It is my belief that killing is not wrong. The key, however, is that it must be God who directly commands the killing, for it to be right.
Now we get to the whole point of the right view of killing, tolerance, suffering, and genocide. The tolerant viewpoint gets it wrong, because they believe that God has changed. This is incorrect. He is exactly the same. With the advent of our Lord on Earth, what has changed is our rights and our relationship with the Lord. In the Old Covenant, we were dead under the law. In the New Covenant, we are freed from the law. However, because we are forgiven, there is no right for us to judge. By in large, we must give up our desire for revenge, and we must forgive.
I will not cast a stone at homosexual, and neither will I put an adulterer to death. I am a part of the new covenant, and I am following our Lord's example of how to live an earthly life.
However, this does not mean that the Lord has continued in this role. Mind you, we are not under the Old Testament Law. It is passed. However, holiness and purity are still required. Violence is no longer our option, but it is our Lord's.
We cannot listen to a crazy person or a pastor that tells us to take arms. We should not be convinced in some slick propaganda that we are "doing the right thing and defending our country."
However, if the Lord appears tomorrow on a White Horse and commands me to take up my sword....
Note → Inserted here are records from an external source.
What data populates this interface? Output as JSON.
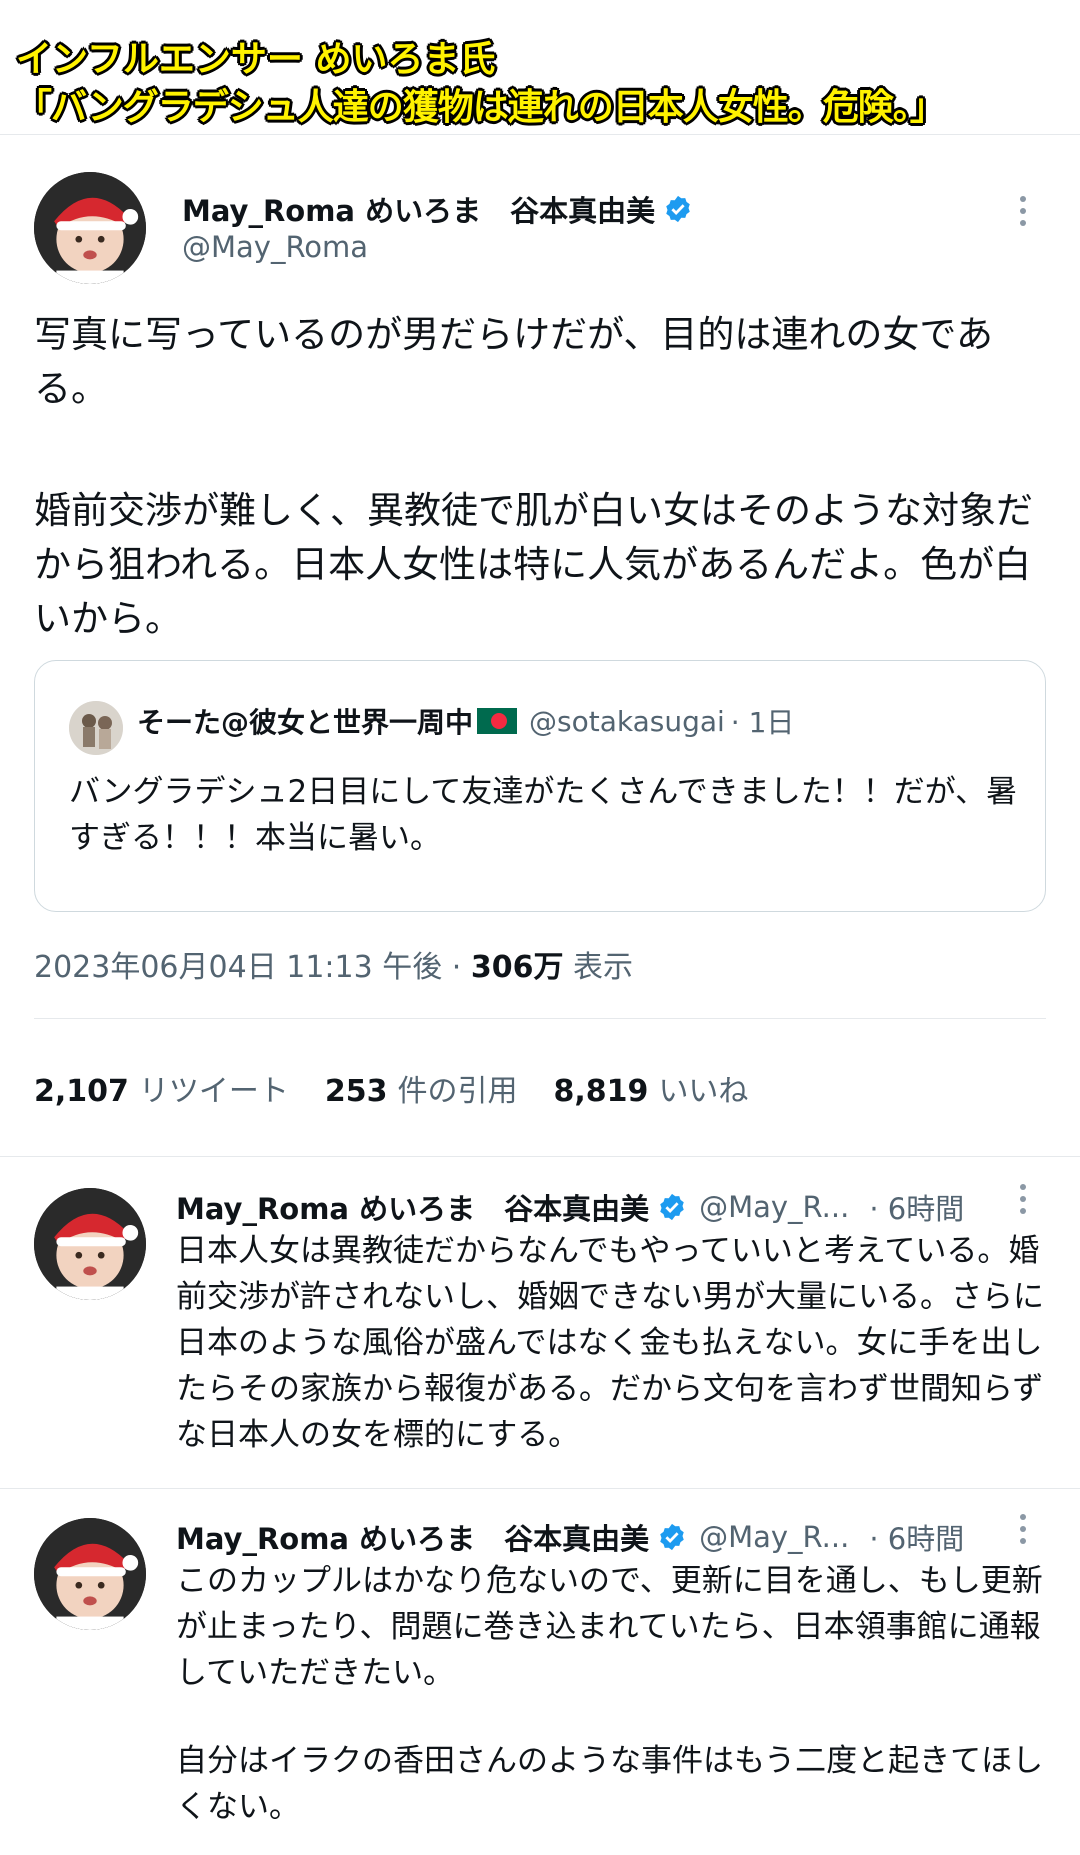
{
  "banner": {
    "line1": "インフルエンサー めいろま氏",
    "line2": "「バングラデシュ人達の獲物は連れの日本人女性。危険。」"
  },
  "main_tweet": {
    "display_name": "May_Roma めいろま　谷本真由美",
    "handle": "@May_Roma",
    "paragraphs": [
      "写真に写っているのが男だらけだが、目的は連れの女である。",
      "婚前交渉が難しく、異教徒で肌が白い女はそのような対象だから狙われる。日本人女性は特に人気があるんだよ。色が白いから。"
    ],
    "quote": {
      "name": "そーた@彼女と世界一周中",
      "handle": "@sotakasugai",
      "time": "· 1日",
      "text": "バングラデシュ2日目にして友達がたくさんできました！！だが、暑すぎる！！！本当に暑い。"
    },
    "timestamp": "2023年06月04日 11:13 午後 · ",
    "views_count": "306万",
    "views_label": " 表示",
    "stats": {
      "retweets": "2,107",
      "retweets_label": "リツイート",
      "quotes": "253",
      "quotes_label": "件の引用",
      "likes": "8,819",
      "likes_label": "いいね"
    }
  },
  "replies": [
    {
      "display_name": "May_Roma めいろま　谷本真由美",
      "handle": "@May_R...",
      "time": "· 6時間",
      "text": "日本人女は異教徒だからなんでもやっていいと考えている。婚前交渉が許されないし、婚姻できない男が大量にいる。さらに日本のような風俗が盛んではなく金も払えない。女に手を出したらその家族から報復がある。だから文句を言わず世間知らずな日本人の女を標的にする。"
    },
    {
      "display_name": "May_Roma めいろま　谷本真由美",
      "handle": "@May_R...",
      "time": "· 6時間",
      "text1": "このカップルはかなり危ないので、更新に目を通し、もし更新が止まったり、問題に巻き込まれていたら、日本領事館に通報していただきたい。",
      "text2": "自分はイラクの香田さんのような事件はもう二度と起きてほしくない。"
    }
  ],
  "colors": {
    "banner_text": "#fff200",
    "verified": "#1d9bf0",
    "secondary_text": "#536471"
  }
}
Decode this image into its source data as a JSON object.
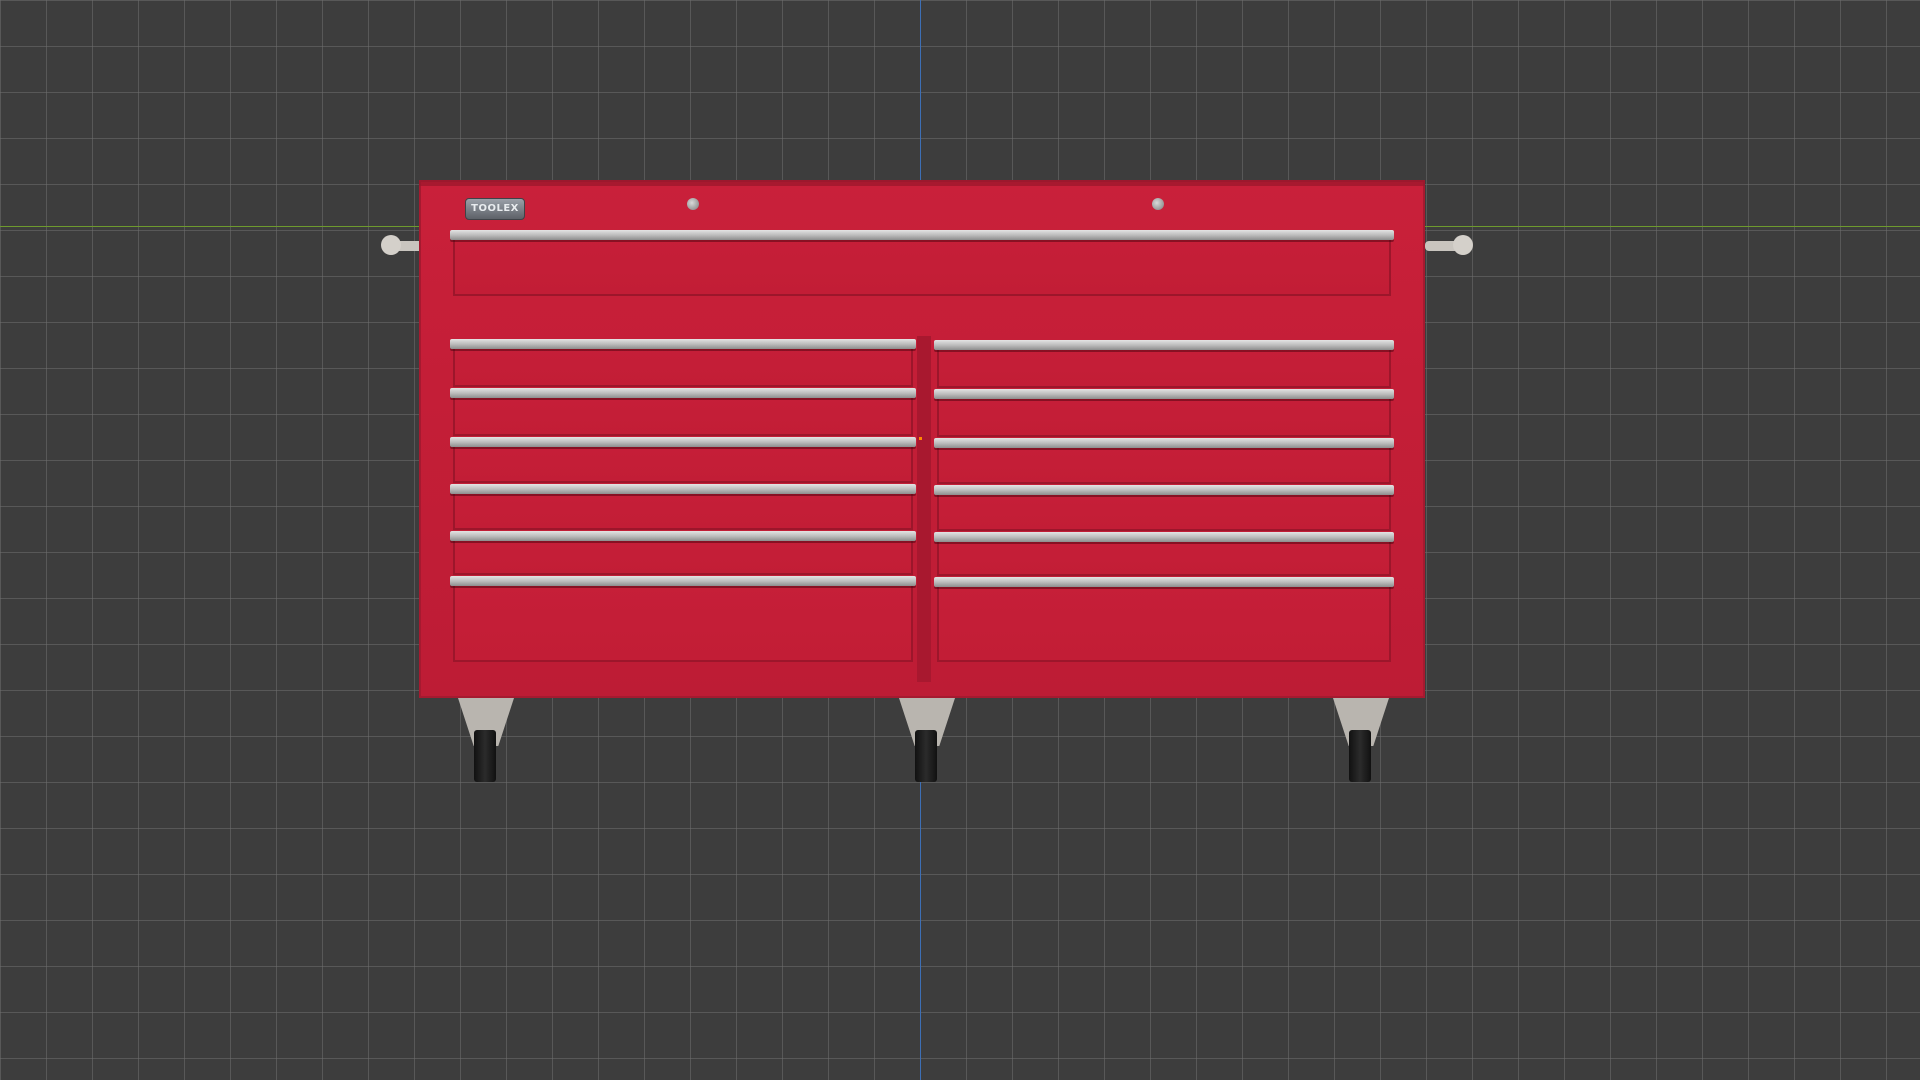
{
  "scene": {
    "background_color": "#3d3d3d",
    "grid_color": "#6e6e6e",
    "x_axis_color": "#6e9a2e",
    "y_axis_color": "#3d6fb5"
  },
  "tool_chest": {
    "brand_text": "TOOLEX",
    "body_color": "#c41e37",
    "handle_color": "#cfcfcf",
    "drawers": {
      "top_full_width": 1,
      "left_column": 6,
      "right_column": 6
    },
    "badge_text": "",
    "casters": 3
  }
}
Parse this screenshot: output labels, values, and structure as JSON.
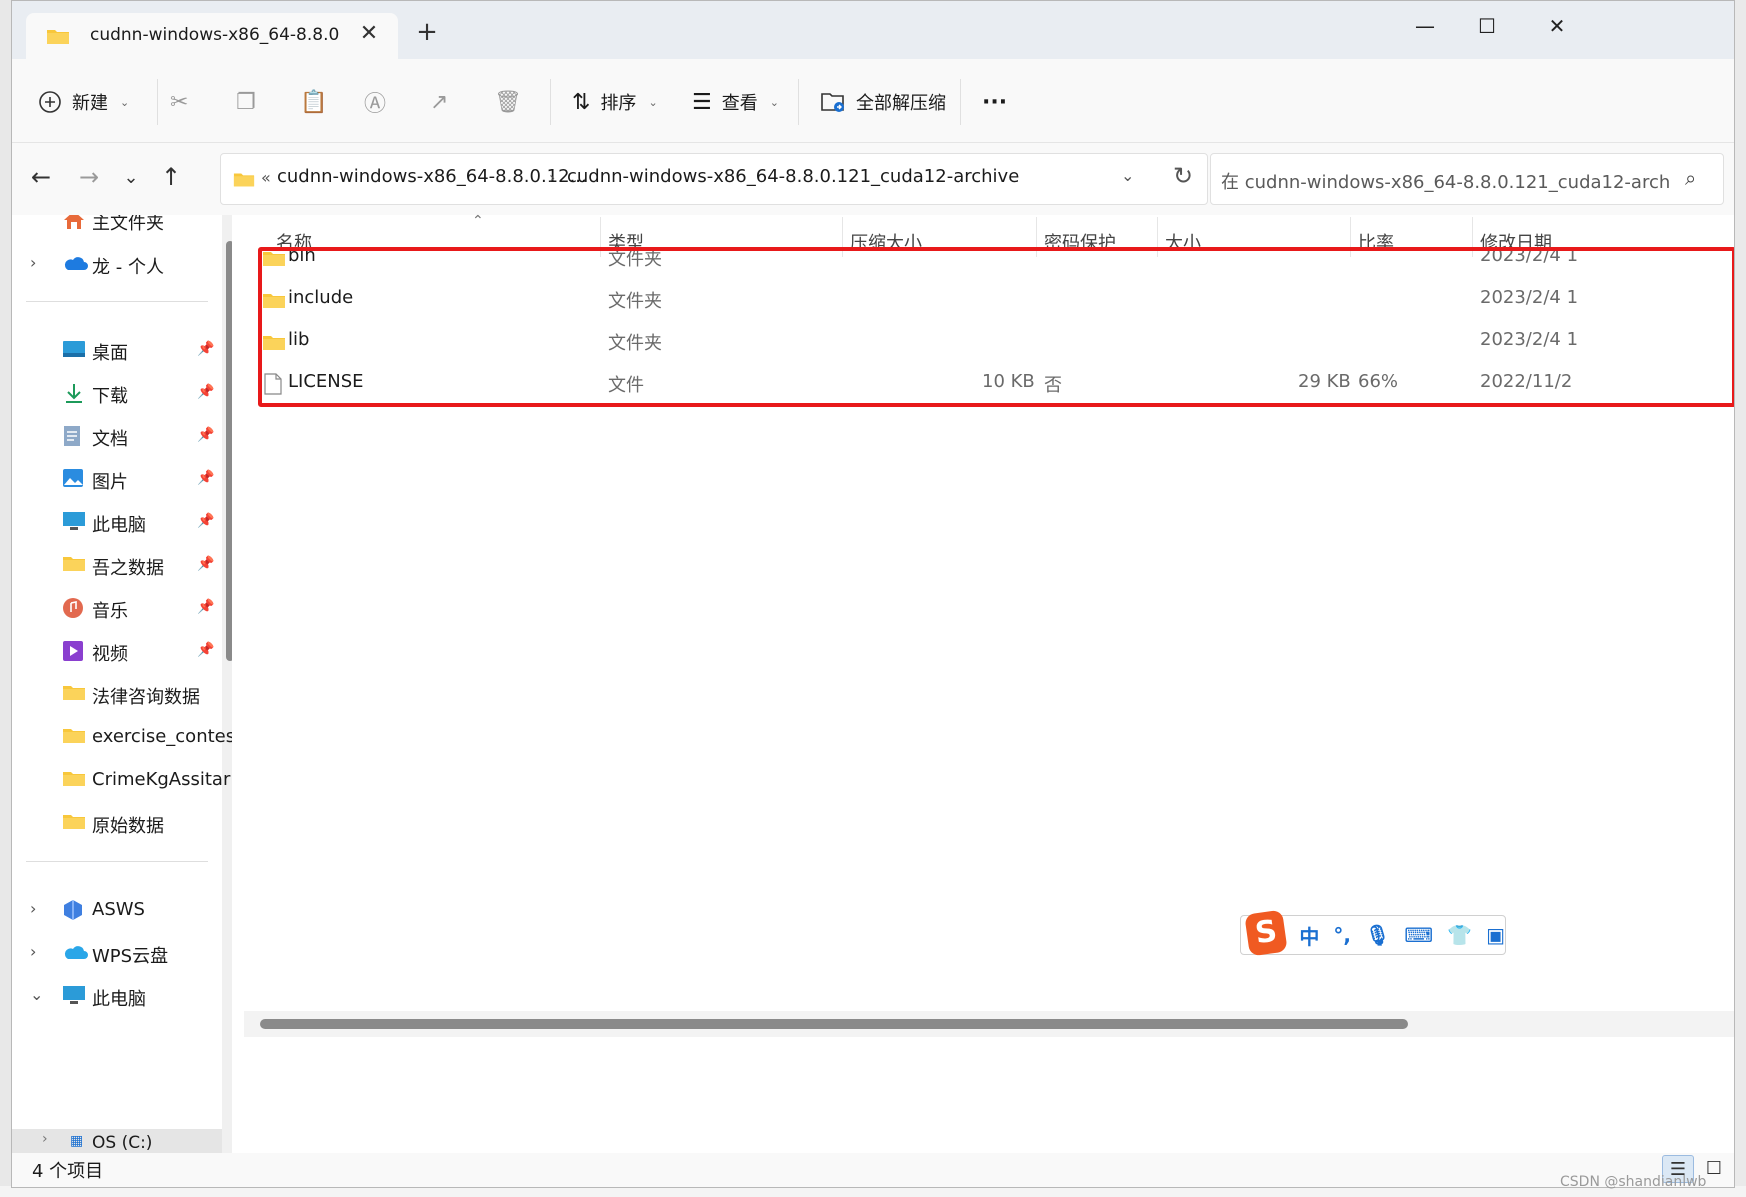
{
  "window": {
    "tab_title": "cudnn-windows-x86_64-8.8.0",
    "tab_close": "✕",
    "new_tab": "+",
    "minimize": "—",
    "maximize": "☐",
    "close": "✕"
  },
  "toolbar": {
    "new_label": "新建",
    "sort_label": "排序",
    "view_label": "查看",
    "extract_label": "全部解压缩",
    "more_label": "···"
  },
  "address": {
    "crumb_overflow": "«",
    "crumbs": [
      "cudnn-windows-x86_64-8.8.0.12...",
      "cudnn-windows-x86_64-8.8.0.121_cuda12-archive"
    ],
    "crumb_separator": "›",
    "search_placeholder": "在 cudnn-windows-x86_64-8.8.0.121_cuda12-arch..."
  },
  "sidebar": {
    "items": [
      {
        "label": "主文件夹",
        "icon": "home-icon",
        "pinned": false,
        "expander": ""
      },
      {
        "label": "龙 - 个人",
        "icon": "onedrive-icon",
        "pinned": false,
        "expander": "›"
      },
      {
        "label": "桌面",
        "icon": "desktop-icon",
        "pinned": true
      },
      {
        "label": "下载",
        "icon": "download-icon",
        "pinned": true
      },
      {
        "label": "文档",
        "icon": "documents-icon",
        "pinned": true
      },
      {
        "label": "图片",
        "icon": "pictures-icon",
        "pinned": true
      },
      {
        "label": "此电脑",
        "icon": "computer-icon",
        "pinned": true
      },
      {
        "label": "吾之数据",
        "icon": "folder-icon",
        "pinned": true
      },
      {
        "label": "音乐",
        "icon": "music-icon",
        "pinned": true
      },
      {
        "label": "视频",
        "icon": "video-icon",
        "pinned": true
      },
      {
        "label": "法律咨询数据",
        "icon": "folder-icon",
        "pinned": false
      },
      {
        "label": "exercise_contes",
        "icon": "folder-icon",
        "pinned": false
      },
      {
        "label": "CrimeKgAssitar",
        "icon": "folder-icon",
        "pinned": false
      },
      {
        "label": "原始数据",
        "icon": "folder-icon",
        "pinned": false
      },
      {
        "label": "ASWS",
        "icon": "asws-icon",
        "pinned": false,
        "expander": "›"
      },
      {
        "label": "WPS云盘",
        "icon": "wps-cloud-icon",
        "pinned": false,
        "expander": "›"
      },
      {
        "label": "此电脑",
        "icon": "computer-icon",
        "pinned": false,
        "expander": "⌄"
      },
      {
        "label": "OS (C:)",
        "icon": "drive-icon",
        "pinned": false,
        "expander": "›"
      }
    ]
  },
  "columns": {
    "name": "名称",
    "type": "类型",
    "compressed_size": "压缩大小",
    "password": "密码保护",
    "size": "大小",
    "ratio": "比率",
    "modified": "修改日期"
  },
  "files": [
    {
      "name": "bin",
      "type": "文件夹",
      "compressed_size": "",
      "password": "",
      "size": "",
      "ratio": "",
      "modified": "2023/2/4 1",
      "icon": "folder-icon"
    },
    {
      "name": "include",
      "type": "文件夹",
      "compressed_size": "",
      "password": "",
      "size": "",
      "ratio": "",
      "modified": "2023/2/4 1",
      "icon": "folder-icon"
    },
    {
      "name": "lib",
      "type": "文件夹",
      "compressed_size": "",
      "password": "",
      "size": "",
      "ratio": "",
      "modified": "2023/2/4 1",
      "icon": "folder-icon"
    },
    {
      "name": "LICENSE",
      "type": "文件",
      "compressed_size": "10 KB",
      "password": "否",
      "size": "29 KB",
      "ratio": "66%",
      "modified": "2022/11/2",
      "icon": "file-icon"
    }
  ],
  "status": {
    "item_count": "4 个项目"
  },
  "ime": {
    "logo": "S",
    "lang": "中",
    "punct": "°,"
  },
  "watermark": "CSDN @shandianlwb",
  "colors": {
    "accent": "#0067c0",
    "highlight_box": "#e8191a",
    "folder": "#f8c73b"
  }
}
I will do it willingly. And if that seems disturbing, I have great confidence that it will only happen after the rapture or the resurrection.